Many people are well aware of the rise of pop country in the 1990s that dominated radio and mainstream attention. The likes of Garth Brooks, Lee Ann Rimes and Shania Twain led the charge. But meanwhile a counterculture movement broke out in response to it and that was alt-country. The name most associated with alt-country of course is Steve Earle, but another group who made their name at the same time were the Waco Brothers. The five-piece band is based out of Chicago, unsurprisingly part of the Chicago-based Bloodshot Records. They’re made up of Dean Schlabowske, Joe Camarillo, Jon Langford, Tracey Dear and Alan Doughty. For the first time in 11 years, they’ve released a formal studio album, Going Down in History. And they certainly live up to their reputation of a hard rocking country band who know how to make entertaining music.
You get a great taste of the Waco Brothers’ country meets punk rock style on “DIYBYOB.” It’s country in sound, but punk rock in nature. Being the group’s first studio album since 2005, it’s a nice introduction for new fans who may just be finding out about this alt-country group. The crunchy guitar riffs that rear it’s head throughout “We Know It” will instantly be a crowd favorite at live shows. How could a fun song like this not be entertaining? “Receiver” is a gritty rocker about life and death. The infectious guitar riffs in this song will certainly get you bobbing your head as you listen to it. The same can be said of the following song “Building Our Own Prison.” The song is a commentary on the current state of the country and how they see things playing out. It’s one of those songs on the album where it’s definitely more rock than country, but it’s a reminder of the band’s versatility.
One of my favorite songs on Going Down on History is “All or Nothing.” It tells the story of a man trying to make a woman see his way of thinking and how things could work out between them. He wants “all or nothing,” but it’s not going to happen. I love the gospel-tinged feel given by the organ in the background of the song and adds an almost anthem-like feel to the song. “Had Enough” is one of the hardest rockers on the album. It’s the type of song you want to put on after a long day of work and crank the volume to 11 as you get some anger off your chest. The title kind of says it all. This is followed by “Lucky Fool,” which is about a man who proclaims how lucky he has been to have this woman in his life. But now she wants to walk out and he pleads for her not to leave. I love the sense of urgency in the vocals, really selling how crestfallen the man is to lose this woman in his life.

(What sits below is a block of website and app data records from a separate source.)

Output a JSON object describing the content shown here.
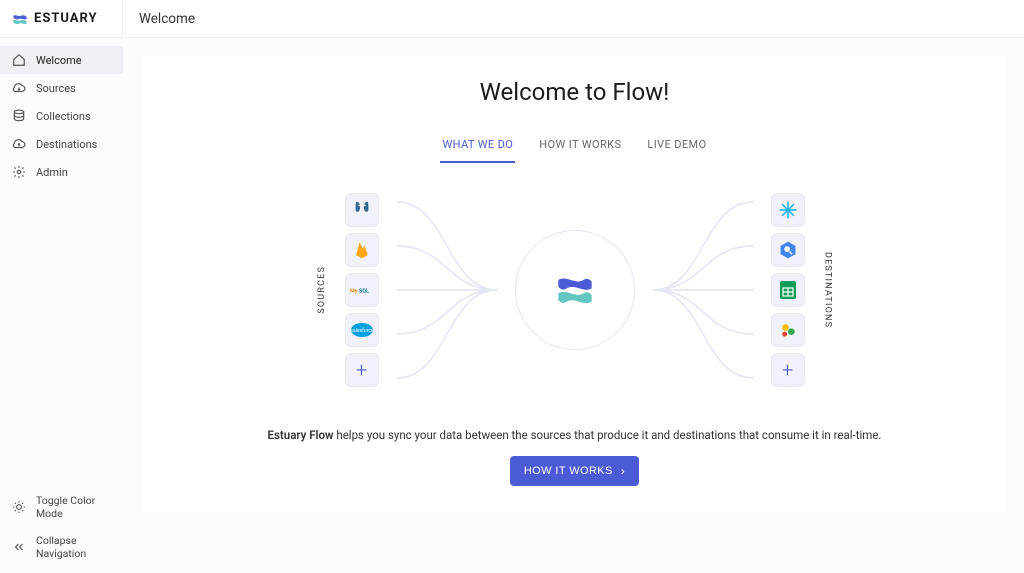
{
  "header": {
    "brand": "ESTUARY",
    "page_title": "Welcome"
  },
  "sidebar": {
    "items": [
      {
        "label": "Welcome",
        "icon": "home-icon",
        "active": true
      },
      {
        "label": "Sources",
        "icon": "cloud-down-icon",
        "active": false
      },
      {
        "label": "Collections",
        "icon": "database-icon",
        "active": false
      },
      {
        "label": "Destinations",
        "icon": "cloud-up-icon",
        "active": false
      },
      {
        "label": "Admin",
        "icon": "gear-icon",
        "active": false
      }
    ],
    "bottom": [
      {
        "label": "Toggle Color Mode",
        "icon": "sun-icon"
      },
      {
        "label": "Collapse Navigation",
        "icon": "chevrons-left-icon"
      }
    ]
  },
  "hero": {
    "title": "Welcome to Flow!",
    "tabs": [
      {
        "label": "WHAT WE DO",
        "active": true
      },
      {
        "label": "HOW IT WORKS",
        "active": false
      },
      {
        "label": "LIVE DEMO",
        "active": false
      }
    ],
    "diagram": {
      "left_label": "SOURCES",
      "right_label": "DESTINATIONS",
      "sources": [
        "postgresql-icon",
        "firebase-icon",
        "mysql-icon",
        "salesforce-icon",
        "plus-icon"
      ],
      "destinations": [
        "snowflake-icon",
        "bigquery-icon",
        "google-sheets-icon",
        "looker-icon",
        "plus-icon"
      ]
    },
    "blurb_lead": "Estuary Flow",
    "blurb_rest": " helps you sync your data between the sources that produce it and destinations that consume it in real-time.",
    "cta_label": "HOW IT WORKS"
  }
}
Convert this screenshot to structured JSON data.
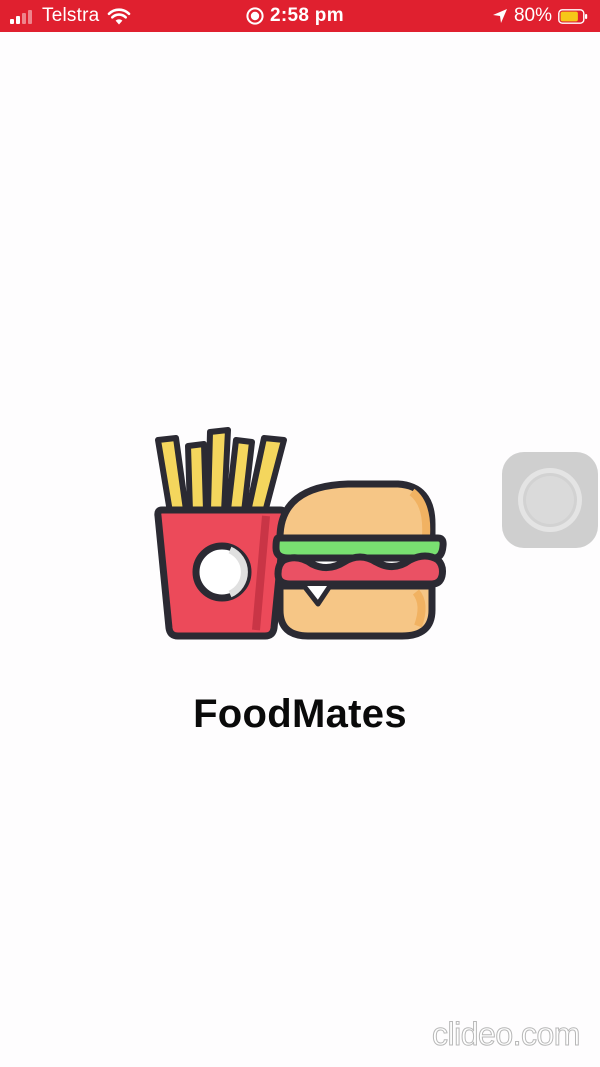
{
  "status_bar": {
    "carrier": "Telstra",
    "time": "2:58 pm",
    "battery_percent": "80%",
    "battery_level": 0.8,
    "signal_bars_active": 2,
    "background_color": "#e0202f"
  },
  "app": {
    "name": "FoodMates",
    "logo_icon": "fries-and-burger-icon"
  },
  "overlay": {
    "assistive_touch_icon": "assistive-touch-icon"
  },
  "watermark": {
    "text": "clideo.com"
  }
}
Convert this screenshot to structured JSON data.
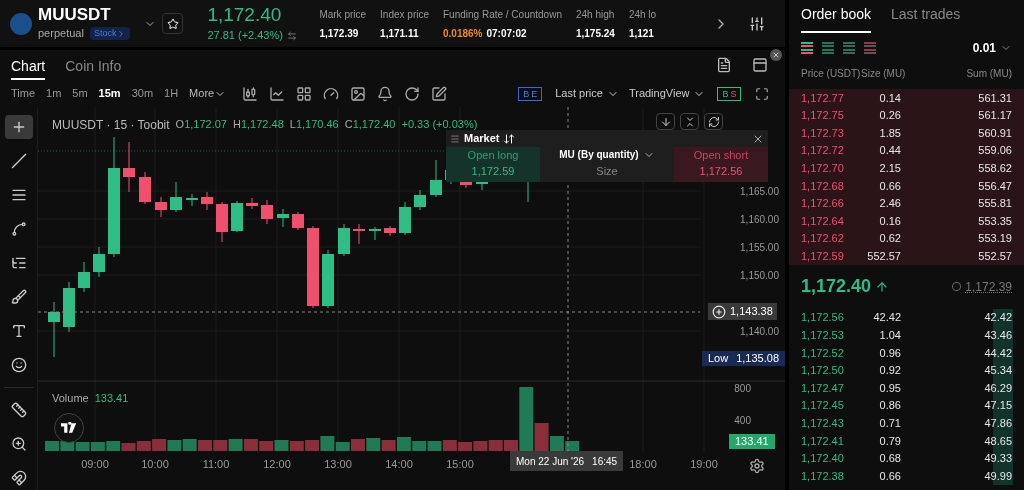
{
  "header": {
    "symbol": "MUUSDT",
    "subtitle": "perpetual",
    "badge": "Stock",
    "last_price": "1,172.40",
    "change": "27.81 (+2.43%)",
    "stats": [
      {
        "label": "Mark price",
        "value": "1,172.39"
      },
      {
        "label": "Index price",
        "value": "1,171.11"
      },
      {
        "label": "Funding Rate / Countdown",
        "rate": "0.0186%",
        "value": "07:07:02"
      },
      {
        "label": "24h high",
        "value": "1,175.24"
      },
      {
        "label": "24h lo",
        "value": "1,121"
      }
    ]
  },
  "chart_panel": {
    "tabs": [
      {
        "label": "Chart",
        "selected": true
      },
      {
        "label": "Coin Info",
        "selected": false
      }
    ],
    "intervals": [
      {
        "label": "Time",
        "selected": false
      },
      {
        "label": "1m",
        "selected": false
      },
      {
        "label": "5m",
        "selected": false
      },
      {
        "label": "15m",
        "selected": true
      },
      {
        "label": "30m",
        "selected": false
      },
      {
        "label": "1H",
        "selected": false
      }
    ],
    "more": "More",
    "be_toggle": [
      "B",
      "E"
    ],
    "price_source": "Last price",
    "view": "TradingView",
    "bs_toggle": [
      "B",
      "S"
    ],
    "tools": [
      {
        "selected": true
      },
      {
        "selected": false
      },
      {
        "selected": false
      },
      {
        "selected": false
      },
      {
        "selected": false
      },
      {
        "selected": false
      },
      {
        "selected": false
      },
      {
        "selected": false
      },
      {
        "selected": false
      },
      {
        "selected": false
      },
      {
        "selected": false
      }
    ],
    "legend": {
      "title": "MUUSDT · 15 · Toobit",
      "ohlc": [
        {
          "label": "O",
          "value": "1,172.07"
        },
        {
          "label": "H",
          "value": "1,172.48"
        },
        {
          "label": "L",
          "value": "1,170.46"
        },
        {
          "label": "C",
          "value": "1,172.40"
        }
      ],
      "change": "+0.33 (+0.03%)"
    },
    "order_panel": {
      "title": "Market",
      "long_label": "Open long",
      "long_price": "1,172.59",
      "unit": "MU (By quantity)",
      "size_label": "Size",
      "short_label": "Open short",
      "short_price": "1,172.56"
    },
    "y_axis": [
      "1,165.00",
      "1,160.00",
      "1,155.00",
      "1,150.00",
      "1,140.00"
    ],
    "crosshair_price": "1,143.38",
    "low_tag": {
      "label": "Low",
      "value": "1,135.08"
    },
    "volume": {
      "label": "Volume",
      "value": "133.41",
      "ticks": [
        "800",
        "400"
      ],
      "tag": "133.41"
    },
    "x_axis": [
      "09:00",
      "10:00",
      "11:00",
      "12:00",
      "13:00",
      "14:00",
      "15:00",
      "18:00",
      "19:00"
    ],
    "crosshair_time": {
      "date": "Mon 22 Jun '26",
      "time": "16:45"
    }
  },
  "order_book": {
    "tabs": [
      {
        "label": "Order book",
        "selected": true
      },
      {
        "label": "Last trades",
        "selected": false
      }
    ],
    "layouts": [
      {
        "selected": true
      },
      {
        "selected": false
      },
      {
        "selected": false
      },
      {
        "selected": false
      }
    ],
    "precision": "0.01",
    "columns": [
      "Price (USDT)",
      "Size (MU)",
      "Sum (MU)"
    ],
    "asks": [
      {
        "price": "1,172.77",
        "size": "0.14",
        "sum": "561.31"
      },
      {
        "price": "1,172.75",
        "size": "0.26",
        "sum": "561.17"
      },
      {
        "price": "1,172.73",
        "size": "1.85",
        "sum": "560.91"
      },
      {
        "price": "1,172.72",
        "size": "0.44",
        "sum": "559.06"
      },
      {
        "price": "1,172.70",
        "size": "2.15",
        "sum": "558.62"
      },
      {
        "price": "1,172.68",
        "size": "0.66",
        "sum": "556.47"
      },
      {
        "price": "1,172.66",
        "size": "2.46",
        "sum": "555.81"
      },
      {
        "price": "1,172.64",
        "size": "0.16",
        "sum": "553.35"
      },
      {
        "price": "1,172.62",
        "size": "0.62",
        "sum": "553.19"
      },
      {
        "price": "1,172.59",
        "size": "552.57",
        "sum": "552.57"
      }
    ],
    "last_price": "1,172.40",
    "mark_price": "1,172.39",
    "bids": [
      {
        "price": "1,172.56",
        "size": "42.42",
        "sum": "42.42"
      },
      {
        "price": "1,172.53",
        "size": "1.04",
        "sum": "43.46"
      },
      {
        "price": "1,172.52",
        "size": "0.96",
        "sum": "44.42"
      },
      {
        "price": "1,172.50",
        "size": "0.92",
        "sum": "45.34"
      },
      {
        "price": "1,172.47",
        "size": "0.95",
        "sum": "46.29"
      },
      {
        "price": "1,172.45",
        "size": "0.86",
        "sum": "47.15"
      },
      {
        "price": "1,172.43",
        "size": "0.71",
        "sum": "47.86"
      },
      {
        "price": "1,172.41",
        "size": "0.79",
        "sum": "48.65"
      },
      {
        "price": "1,172.40",
        "size": "0.68",
        "sum": "49.33"
      },
      {
        "price": "1,172.38",
        "size": "0.66",
        "sum": "49.99"
      }
    ]
  }
}
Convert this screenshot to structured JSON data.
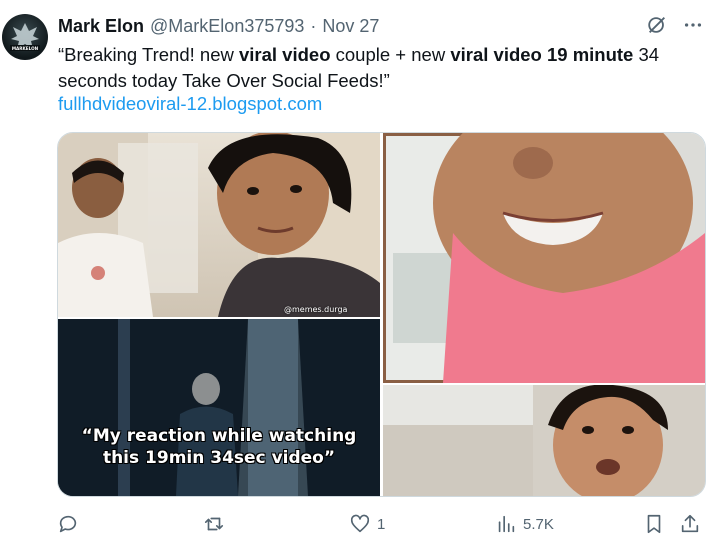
{
  "tweet": {
    "author_name": "Mark Elon",
    "handle": "@MarkElon375793",
    "separator": "·",
    "date": "Nov 27",
    "avatar_text": "MARKELON",
    "text_parts": [
      {
        "t": "“Breaking Trend! new ",
        "b": false
      },
      {
        "t": "viral video",
        "b": true
      },
      {
        "t": " couple + new ",
        "b": false
      },
      {
        "t": "viral video 19 minute",
        "b": true
      },
      {
        "t": " 34 seconds today Take Over Social Feeds!”",
        "b": false
      }
    ],
    "link": "fullhdvideoviral-12.blogspot.com"
  },
  "media": {
    "watermark": "@memes.durga",
    "caption_line1": "“My reaction while watching",
    "caption_line2": "this 19min 34sec video”"
  },
  "actions": {
    "reply_count": "",
    "retweet_count": "",
    "like_count": "1",
    "views_count": "5.7K"
  },
  "icons": {
    "grok": "grok-icon",
    "more": "more-icon",
    "reply": "reply-icon",
    "retweet": "retweet-icon",
    "like": "heart-icon",
    "views": "views-icon",
    "bookmark": "bookmark-icon",
    "share": "share-icon"
  },
  "colors": {
    "link": "#1d9bf0",
    "muted": "#536471",
    "text": "#0f1419"
  }
}
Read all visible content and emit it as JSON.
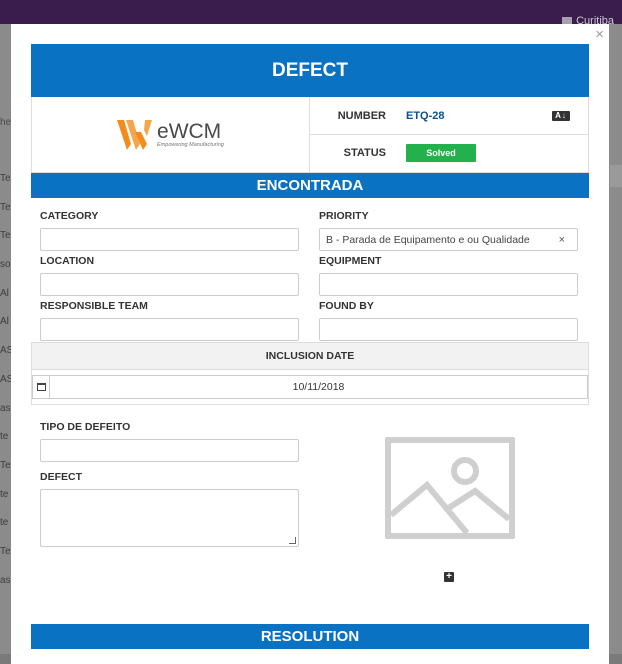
{
  "background": {
    "user_city": "Curitiba",
    "search_fragment": "he",
    "col_fragment": "D",
    "rows": [
      "Te",
      "Te",
      "Te",
      "so",
      "Al",
      "Al",
      "AS",
      "AS",
      "as",
      "te",
      "Te",
      "te",
      "te",
      "Te",
      "as"
    ]
  },
  "modal": {
    "close_symbol": "×",
    "title": "DEFECT",
    "logo": {
      "brand": "eWCM",
      "tagline": "Empowering Manufacturing"
    },
    "number": {
      "label": "NUMBER",
      "value": "ETQ-28",
      "sort_icon_text": "A↓"
    },
    "status": {
      "label": "STATUS",
      "value": "Solved",
      "color": "#22b14c"
    },
    "section_found": "ENCONTRADA",
    "fields": {
      "category": {
        "label": "CATEGORY",
        "value": ""
      },
      "priority": {
        "label": "PRIORITY",
        "value": "B - Parada de Equipamento e ou Qualidade",
        "remove": "×"
      },
      "location": {
        "label": "LOCATION",
        "value": ""
      },
      "equipment": {
        "label": "EQUIPMENT",
        "value": ""
      },
      "responsible_team": {
        "label": "RESPONSIBLE TEAM",
        "value": ""
      },
      "found_by": {
        "label": "FOUND BY",
        "value": ""
      },
      "tipo_de_defeito": {
        "label": "TIPO DE DEFEITO",
        "value": ""
      },
      "defect": {
        "label": "DEFECT",
        "value": ""
      }
    },
    "inclusion_date": {
      "label": "INCLUSION DATE",
      "value": "10/11/2018"
    },
    "add_image_symbol": "+",
    "section_resolution": "RESOLUTION",
    "accent_color": "#0a72c2"
  }
}
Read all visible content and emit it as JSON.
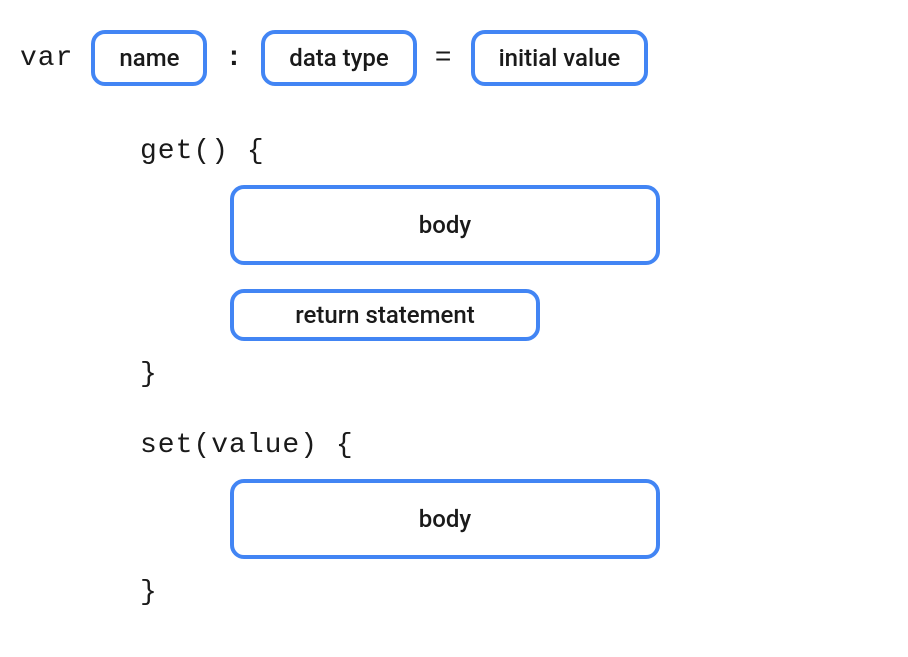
{
  "declaration": {
    "keyword": "var",
    "name_placeholder": "name",
    "colon": ":",
    "type_placeholder": "data type",
    "equals": "=",
    "value_placeholder": "initial value"
  },
  "getter": {
    "signature": "get()  {",
    "body_placeholder": "body",
    "return_placeholder": "return statement",
    "close": "}"
  },
  "setter": {
    "signature": "set(value)  {",
    "body_placeholder": "body",
    "close": "}"
  }
}
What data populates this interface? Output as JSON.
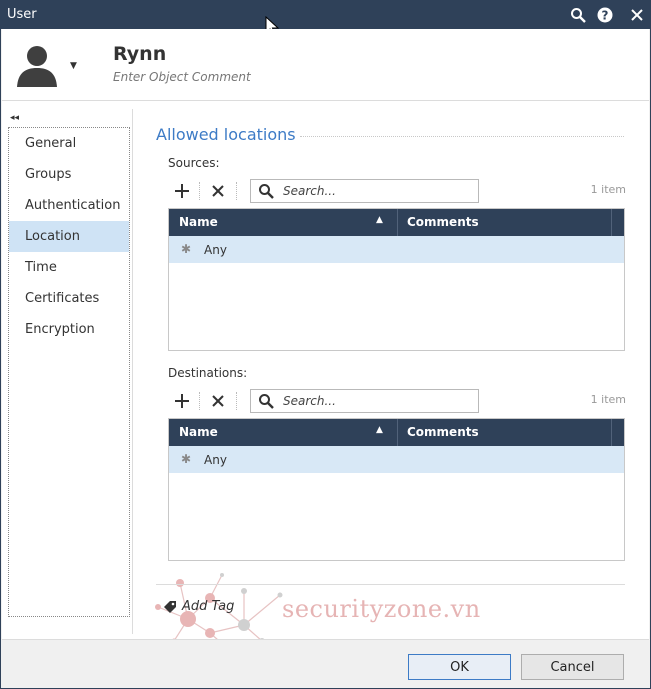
{
  "window": {
    "title": "User"
  },
  "header": {
    "name": "Rynn",
    "comment_placeholder": "Enter Object Comment"
  },
  "nav": {
    "items": [
      {
        "label": "General"
      },
      {
        "label": "Groups"
      },
      {
        "label": "Authentication"
      },
      {
        "label": "Location",
        "active": true
      },
      {
        "label": "Time"
      },
      {
        "label": "Certificates"
      },
      {
        "label": "Encryption"
      }
    ]
  },
  "section": {
    "title": "Allowed locations"
  },
  "sources": {
    "label": "Sources:",
    "search_placeholder": "Search...",
    "count": "1 item",
    "columns": {
      "name": "Name",
      "comments": "Comments"
    },
    "rows": [
      {
        "name": "Any",
        "comments": ""
      }
    ]
  },
  "destinations": {
    "label": "Destinations:",
    "search_placeholder": "Search...",
    "count": "1 item",
    "columns": {
      "name": "Name",
      "comments": "Comments"
    },
    "rows": [
      {
        "name": "Any",
        "comments": ""
      }
    ]
  },
  "tags": {
    "add_label": "Add Tag"
  },
  "footer": {
    "ok_label": "OK",
    "cancel_label": "Cancel"
  },
  "watermark": {
    "text": "securityzone.vn"
  },
  "colors": {
    "titlebar": "#2f4159",
    "accent": "#3d7bc6",
    "selected_row": "#d8e8f6",
    "nav_active": "#cfe3f5"
  }
}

The album’s title track is another song that tackles life and death. It’s one of those songs where you have to interpret for yourself what they’re getting at, which I can not only say about this song, but many songs on this album. For those who like music with concrete themes, you might not like this song. But for those who want music that makes them think, I think you’ll enjoy this song. I can say the same about “Devil’s Day.” But one thing I enjoy more about “Devil’s Day” is the guitar play, which draws me into the song. Going Down in History closes out with “Orphan Song.” It’s a honkytonking song about camaraderie and friendship. The fiddle play is great throughout, along with the piano play mixed in with the band’s consistently solid guitar play. It really ends the album with a bang and is definitely one of the standouts on it.
The Waco Brothers’ Going Down in History is an entertaining album that may not blow you away in the lyrics department, but most certainly instrumentation-wise. After listening to an album from the Waco Brothers you will most likely come away with the conclusion that they would be best heard live and I would agree. If the Waco Brothers are ever in your area, I would recommend seeing them because I can imagine all of these songs better in a live environment. They’re meant to be heard in a crowd full of people looking for a fun time. The Waco Brothers are the perfect live band, capturing the energy of a rock band and the sensibilities of a country band. Going Down in History is a fun album that you can throw on and connect with from the first listen.